══ DATASET ENTRIES
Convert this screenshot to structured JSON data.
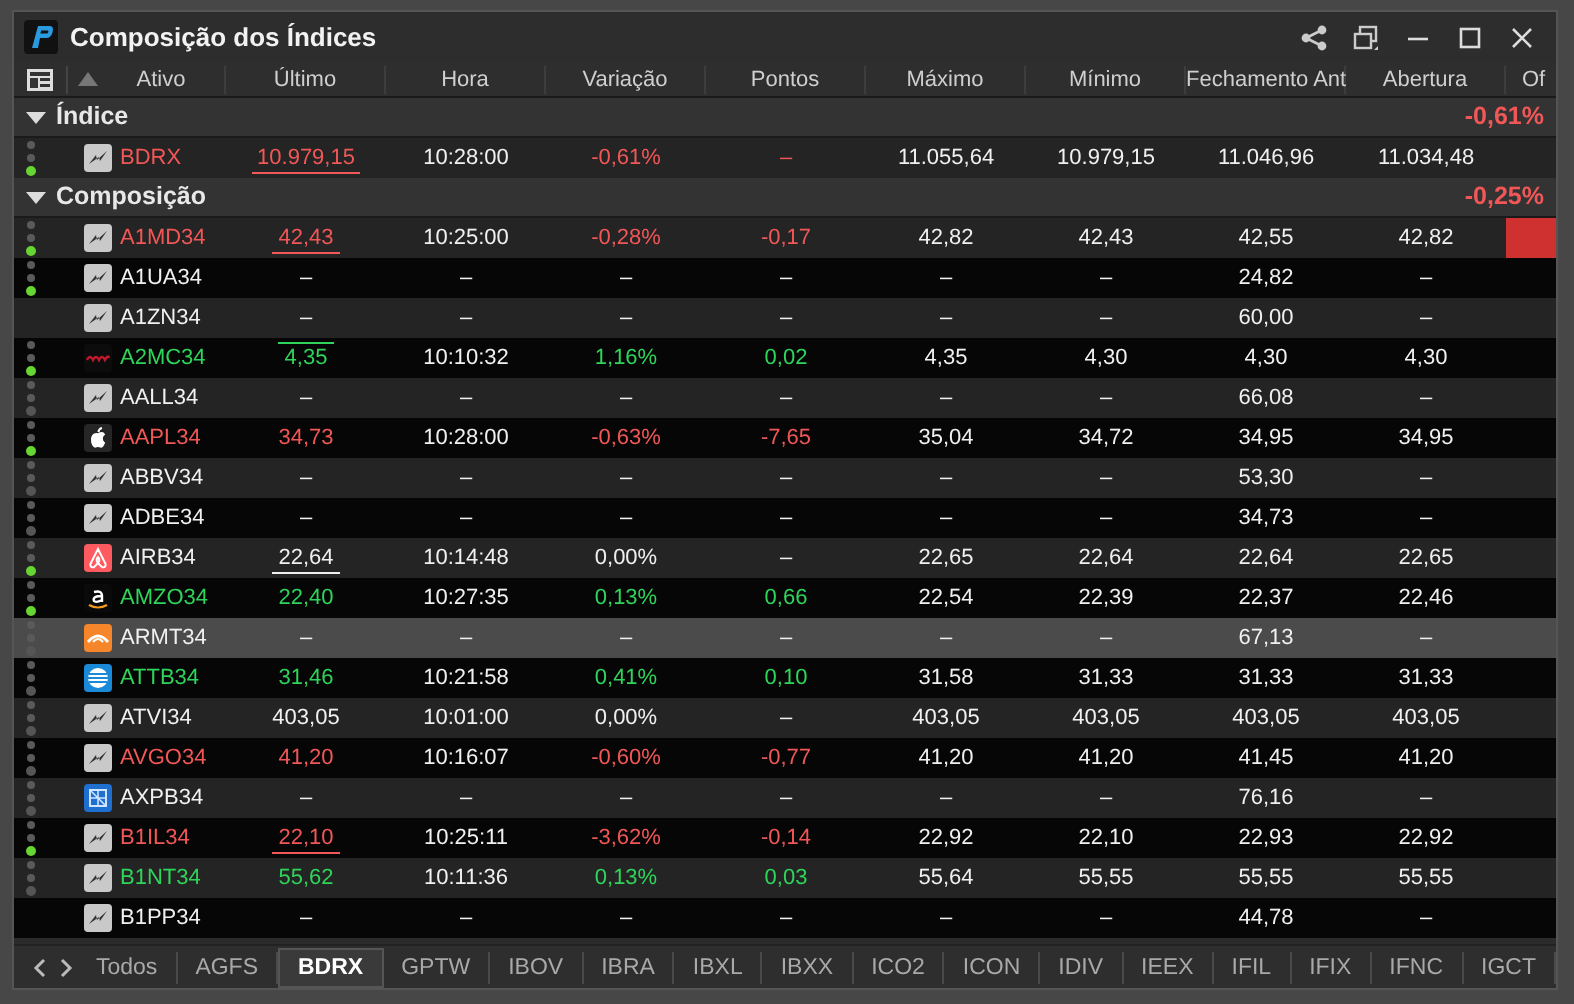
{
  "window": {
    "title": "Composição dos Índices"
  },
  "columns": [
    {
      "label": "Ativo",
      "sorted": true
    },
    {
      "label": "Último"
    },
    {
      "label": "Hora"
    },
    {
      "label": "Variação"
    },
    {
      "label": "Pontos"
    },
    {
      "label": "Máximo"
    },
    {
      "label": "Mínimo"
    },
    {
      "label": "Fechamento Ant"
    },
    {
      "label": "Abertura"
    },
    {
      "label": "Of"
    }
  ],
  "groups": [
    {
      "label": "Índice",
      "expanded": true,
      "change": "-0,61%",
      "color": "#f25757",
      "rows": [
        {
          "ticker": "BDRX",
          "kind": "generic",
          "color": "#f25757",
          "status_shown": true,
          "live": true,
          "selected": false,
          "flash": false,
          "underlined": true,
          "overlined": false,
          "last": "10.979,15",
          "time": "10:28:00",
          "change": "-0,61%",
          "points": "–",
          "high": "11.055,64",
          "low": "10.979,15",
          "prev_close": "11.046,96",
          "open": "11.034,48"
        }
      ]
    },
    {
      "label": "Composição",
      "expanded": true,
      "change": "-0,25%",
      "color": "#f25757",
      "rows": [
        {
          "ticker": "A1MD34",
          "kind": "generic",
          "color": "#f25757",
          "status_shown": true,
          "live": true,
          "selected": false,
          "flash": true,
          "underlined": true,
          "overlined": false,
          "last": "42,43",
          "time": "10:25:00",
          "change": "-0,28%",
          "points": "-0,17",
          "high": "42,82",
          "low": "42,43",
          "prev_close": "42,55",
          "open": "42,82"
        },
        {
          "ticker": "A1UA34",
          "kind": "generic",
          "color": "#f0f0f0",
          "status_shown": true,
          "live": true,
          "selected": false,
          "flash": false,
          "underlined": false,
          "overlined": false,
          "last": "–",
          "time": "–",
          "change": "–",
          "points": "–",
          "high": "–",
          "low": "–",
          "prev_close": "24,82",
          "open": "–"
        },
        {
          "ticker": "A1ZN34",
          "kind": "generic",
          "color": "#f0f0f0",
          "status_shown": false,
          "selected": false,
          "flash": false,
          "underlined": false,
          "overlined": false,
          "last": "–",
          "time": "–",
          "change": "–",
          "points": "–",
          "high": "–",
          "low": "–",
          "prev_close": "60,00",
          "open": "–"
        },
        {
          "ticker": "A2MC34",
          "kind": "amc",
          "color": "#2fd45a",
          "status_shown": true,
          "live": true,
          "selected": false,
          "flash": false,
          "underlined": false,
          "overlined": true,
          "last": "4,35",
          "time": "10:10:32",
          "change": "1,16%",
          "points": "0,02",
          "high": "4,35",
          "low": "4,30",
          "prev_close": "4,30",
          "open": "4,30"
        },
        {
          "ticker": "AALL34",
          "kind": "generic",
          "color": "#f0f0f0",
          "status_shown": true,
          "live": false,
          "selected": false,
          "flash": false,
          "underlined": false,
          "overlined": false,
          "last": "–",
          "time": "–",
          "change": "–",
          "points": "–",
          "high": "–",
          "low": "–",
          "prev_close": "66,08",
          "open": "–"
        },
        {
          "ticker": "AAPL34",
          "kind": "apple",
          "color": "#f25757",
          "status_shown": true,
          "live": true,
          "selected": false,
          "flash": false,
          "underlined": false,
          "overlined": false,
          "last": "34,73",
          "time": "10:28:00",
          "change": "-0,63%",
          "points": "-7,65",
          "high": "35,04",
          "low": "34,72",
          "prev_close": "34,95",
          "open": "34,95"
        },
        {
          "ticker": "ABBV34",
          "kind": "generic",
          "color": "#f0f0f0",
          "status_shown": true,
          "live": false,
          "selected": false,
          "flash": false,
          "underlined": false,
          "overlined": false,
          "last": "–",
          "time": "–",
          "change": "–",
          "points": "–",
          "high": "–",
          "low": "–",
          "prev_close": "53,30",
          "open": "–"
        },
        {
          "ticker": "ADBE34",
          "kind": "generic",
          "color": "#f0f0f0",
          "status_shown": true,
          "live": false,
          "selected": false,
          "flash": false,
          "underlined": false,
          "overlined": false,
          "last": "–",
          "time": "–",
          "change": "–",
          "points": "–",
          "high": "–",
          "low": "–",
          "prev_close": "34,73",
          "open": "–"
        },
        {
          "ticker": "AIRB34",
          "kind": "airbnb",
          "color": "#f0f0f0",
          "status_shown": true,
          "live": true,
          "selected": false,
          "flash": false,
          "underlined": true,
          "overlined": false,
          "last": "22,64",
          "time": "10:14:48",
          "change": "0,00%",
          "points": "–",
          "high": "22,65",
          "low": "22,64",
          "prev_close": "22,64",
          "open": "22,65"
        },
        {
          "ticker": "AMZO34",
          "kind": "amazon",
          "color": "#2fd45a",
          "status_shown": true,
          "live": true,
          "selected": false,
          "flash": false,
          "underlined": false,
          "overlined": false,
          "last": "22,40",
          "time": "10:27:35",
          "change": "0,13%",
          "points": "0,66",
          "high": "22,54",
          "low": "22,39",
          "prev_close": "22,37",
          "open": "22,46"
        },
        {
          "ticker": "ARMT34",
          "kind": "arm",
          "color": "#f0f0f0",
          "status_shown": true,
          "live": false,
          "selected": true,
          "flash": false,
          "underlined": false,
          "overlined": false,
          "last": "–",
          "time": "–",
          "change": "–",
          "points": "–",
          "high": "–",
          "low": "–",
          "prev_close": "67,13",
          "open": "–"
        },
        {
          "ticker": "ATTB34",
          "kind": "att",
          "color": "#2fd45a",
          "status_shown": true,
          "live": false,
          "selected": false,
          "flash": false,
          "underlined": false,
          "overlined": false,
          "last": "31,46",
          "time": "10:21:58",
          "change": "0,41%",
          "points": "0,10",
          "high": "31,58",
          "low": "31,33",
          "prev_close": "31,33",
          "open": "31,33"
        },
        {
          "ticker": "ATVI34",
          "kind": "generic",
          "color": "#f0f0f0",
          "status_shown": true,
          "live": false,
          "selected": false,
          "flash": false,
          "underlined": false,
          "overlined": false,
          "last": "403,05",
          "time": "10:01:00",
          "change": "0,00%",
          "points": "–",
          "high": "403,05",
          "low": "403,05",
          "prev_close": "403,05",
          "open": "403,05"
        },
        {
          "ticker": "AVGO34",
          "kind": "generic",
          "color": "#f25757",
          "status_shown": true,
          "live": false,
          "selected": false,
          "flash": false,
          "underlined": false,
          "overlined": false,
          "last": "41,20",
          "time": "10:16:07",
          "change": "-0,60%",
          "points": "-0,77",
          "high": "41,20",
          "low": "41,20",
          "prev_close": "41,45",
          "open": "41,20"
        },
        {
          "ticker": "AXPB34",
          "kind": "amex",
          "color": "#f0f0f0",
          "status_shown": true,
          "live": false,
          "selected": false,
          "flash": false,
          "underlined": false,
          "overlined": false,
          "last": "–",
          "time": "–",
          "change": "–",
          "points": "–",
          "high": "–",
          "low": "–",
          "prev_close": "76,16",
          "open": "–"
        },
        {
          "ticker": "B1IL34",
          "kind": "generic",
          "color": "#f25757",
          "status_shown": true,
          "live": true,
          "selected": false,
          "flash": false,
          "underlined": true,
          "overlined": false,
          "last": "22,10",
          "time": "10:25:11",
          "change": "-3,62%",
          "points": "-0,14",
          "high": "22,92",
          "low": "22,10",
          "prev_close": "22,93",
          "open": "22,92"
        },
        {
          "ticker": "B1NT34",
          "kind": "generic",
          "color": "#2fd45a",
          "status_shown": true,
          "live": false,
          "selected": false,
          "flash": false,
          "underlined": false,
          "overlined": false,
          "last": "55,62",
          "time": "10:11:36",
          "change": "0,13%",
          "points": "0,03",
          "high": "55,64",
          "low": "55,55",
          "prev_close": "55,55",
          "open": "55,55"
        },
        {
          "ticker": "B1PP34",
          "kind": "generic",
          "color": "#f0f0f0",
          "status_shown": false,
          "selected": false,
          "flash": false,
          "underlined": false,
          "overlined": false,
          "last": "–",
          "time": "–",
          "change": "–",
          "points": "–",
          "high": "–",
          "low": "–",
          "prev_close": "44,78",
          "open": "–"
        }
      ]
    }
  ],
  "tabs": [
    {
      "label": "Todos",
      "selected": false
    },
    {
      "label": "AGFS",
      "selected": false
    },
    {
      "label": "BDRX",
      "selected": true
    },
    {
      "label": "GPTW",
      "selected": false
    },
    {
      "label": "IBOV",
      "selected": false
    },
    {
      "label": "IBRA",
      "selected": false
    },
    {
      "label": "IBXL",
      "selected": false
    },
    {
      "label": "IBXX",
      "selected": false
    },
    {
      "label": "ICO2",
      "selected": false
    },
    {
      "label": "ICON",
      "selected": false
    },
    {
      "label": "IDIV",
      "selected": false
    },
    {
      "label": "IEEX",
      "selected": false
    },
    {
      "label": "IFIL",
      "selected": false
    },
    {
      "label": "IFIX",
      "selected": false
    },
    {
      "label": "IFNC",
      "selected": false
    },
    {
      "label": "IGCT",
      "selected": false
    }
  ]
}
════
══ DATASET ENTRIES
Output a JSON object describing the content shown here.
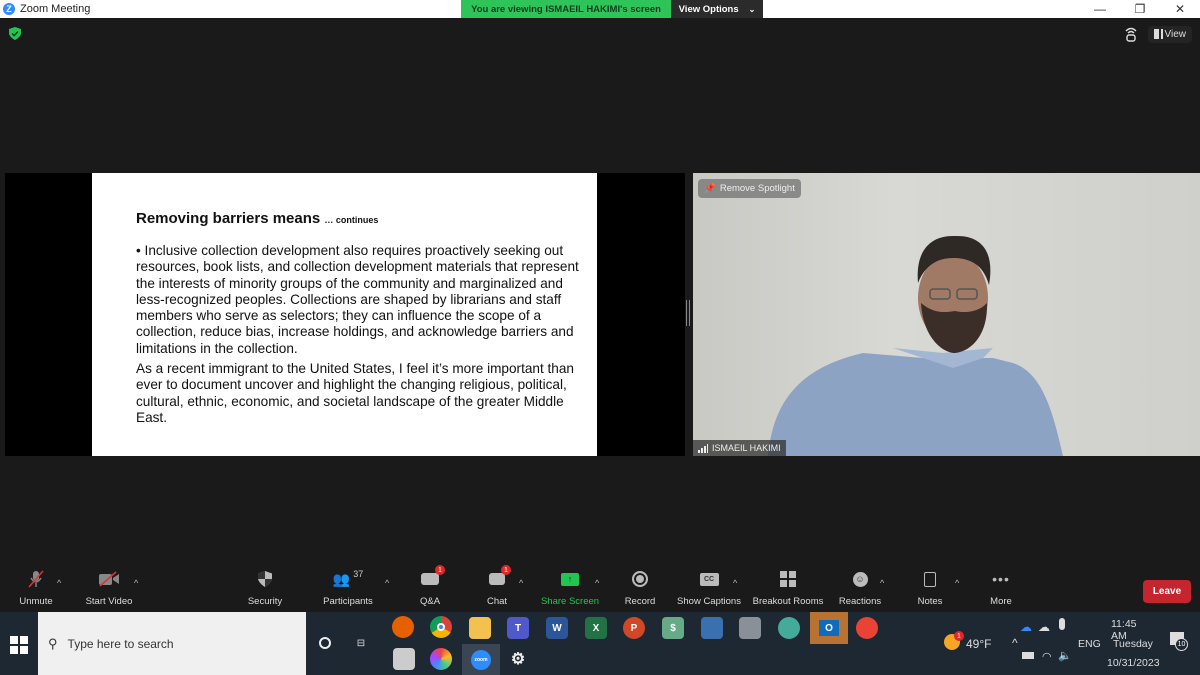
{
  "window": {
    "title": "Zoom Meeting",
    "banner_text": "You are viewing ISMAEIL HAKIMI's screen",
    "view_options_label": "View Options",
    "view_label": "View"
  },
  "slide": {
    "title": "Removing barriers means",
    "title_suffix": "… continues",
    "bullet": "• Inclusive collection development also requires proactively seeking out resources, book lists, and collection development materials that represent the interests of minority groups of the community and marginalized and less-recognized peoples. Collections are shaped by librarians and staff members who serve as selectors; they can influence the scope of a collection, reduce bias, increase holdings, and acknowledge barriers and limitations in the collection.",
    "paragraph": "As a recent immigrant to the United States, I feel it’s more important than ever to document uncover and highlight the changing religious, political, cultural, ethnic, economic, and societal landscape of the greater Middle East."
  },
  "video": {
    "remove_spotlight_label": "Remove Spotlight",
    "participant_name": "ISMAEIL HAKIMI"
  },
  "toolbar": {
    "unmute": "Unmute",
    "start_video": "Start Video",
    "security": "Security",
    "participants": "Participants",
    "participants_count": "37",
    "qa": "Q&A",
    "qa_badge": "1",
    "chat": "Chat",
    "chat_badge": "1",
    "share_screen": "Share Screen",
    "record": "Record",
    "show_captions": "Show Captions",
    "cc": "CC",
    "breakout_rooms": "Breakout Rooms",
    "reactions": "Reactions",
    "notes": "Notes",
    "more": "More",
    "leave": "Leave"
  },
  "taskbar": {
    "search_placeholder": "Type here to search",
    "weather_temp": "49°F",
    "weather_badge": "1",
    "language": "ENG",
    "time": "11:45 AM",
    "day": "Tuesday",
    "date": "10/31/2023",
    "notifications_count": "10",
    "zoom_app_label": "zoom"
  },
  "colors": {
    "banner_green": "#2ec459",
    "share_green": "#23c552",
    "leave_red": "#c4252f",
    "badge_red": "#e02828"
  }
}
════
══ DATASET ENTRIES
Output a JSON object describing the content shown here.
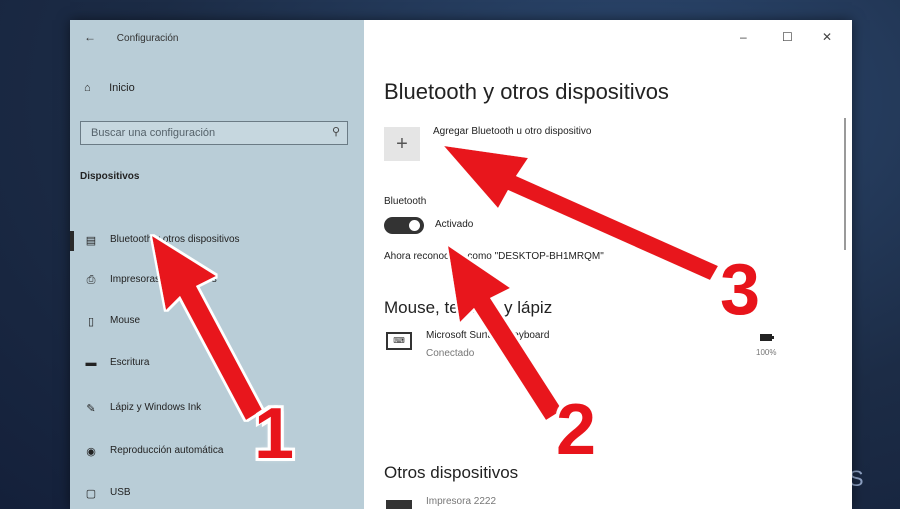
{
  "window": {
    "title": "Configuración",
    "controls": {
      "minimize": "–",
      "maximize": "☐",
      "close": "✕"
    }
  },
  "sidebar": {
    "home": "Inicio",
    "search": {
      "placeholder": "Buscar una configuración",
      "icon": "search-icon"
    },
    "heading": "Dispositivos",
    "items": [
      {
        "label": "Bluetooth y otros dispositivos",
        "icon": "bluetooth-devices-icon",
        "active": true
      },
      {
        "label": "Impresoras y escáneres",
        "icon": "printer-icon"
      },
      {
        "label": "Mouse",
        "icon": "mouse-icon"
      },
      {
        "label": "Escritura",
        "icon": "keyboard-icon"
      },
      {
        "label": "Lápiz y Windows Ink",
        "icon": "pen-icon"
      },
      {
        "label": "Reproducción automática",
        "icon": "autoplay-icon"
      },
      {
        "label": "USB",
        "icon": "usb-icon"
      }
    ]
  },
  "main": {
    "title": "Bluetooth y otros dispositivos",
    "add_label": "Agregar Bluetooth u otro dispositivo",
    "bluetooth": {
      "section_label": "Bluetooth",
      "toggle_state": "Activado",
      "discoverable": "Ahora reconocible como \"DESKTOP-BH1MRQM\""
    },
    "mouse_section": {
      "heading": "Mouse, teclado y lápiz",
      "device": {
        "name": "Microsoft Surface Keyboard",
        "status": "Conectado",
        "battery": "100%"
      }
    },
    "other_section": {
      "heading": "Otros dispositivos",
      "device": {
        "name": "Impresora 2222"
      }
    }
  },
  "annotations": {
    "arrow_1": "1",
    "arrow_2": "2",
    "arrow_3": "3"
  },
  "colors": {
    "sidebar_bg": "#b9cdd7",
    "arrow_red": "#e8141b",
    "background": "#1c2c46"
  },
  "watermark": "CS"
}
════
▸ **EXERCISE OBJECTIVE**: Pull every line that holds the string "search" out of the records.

▸ **SOLUTION TO THIS PROBLEM**:
    "search_placeholder": "Type here to search",
    "search": {
      "icon": "search-icon"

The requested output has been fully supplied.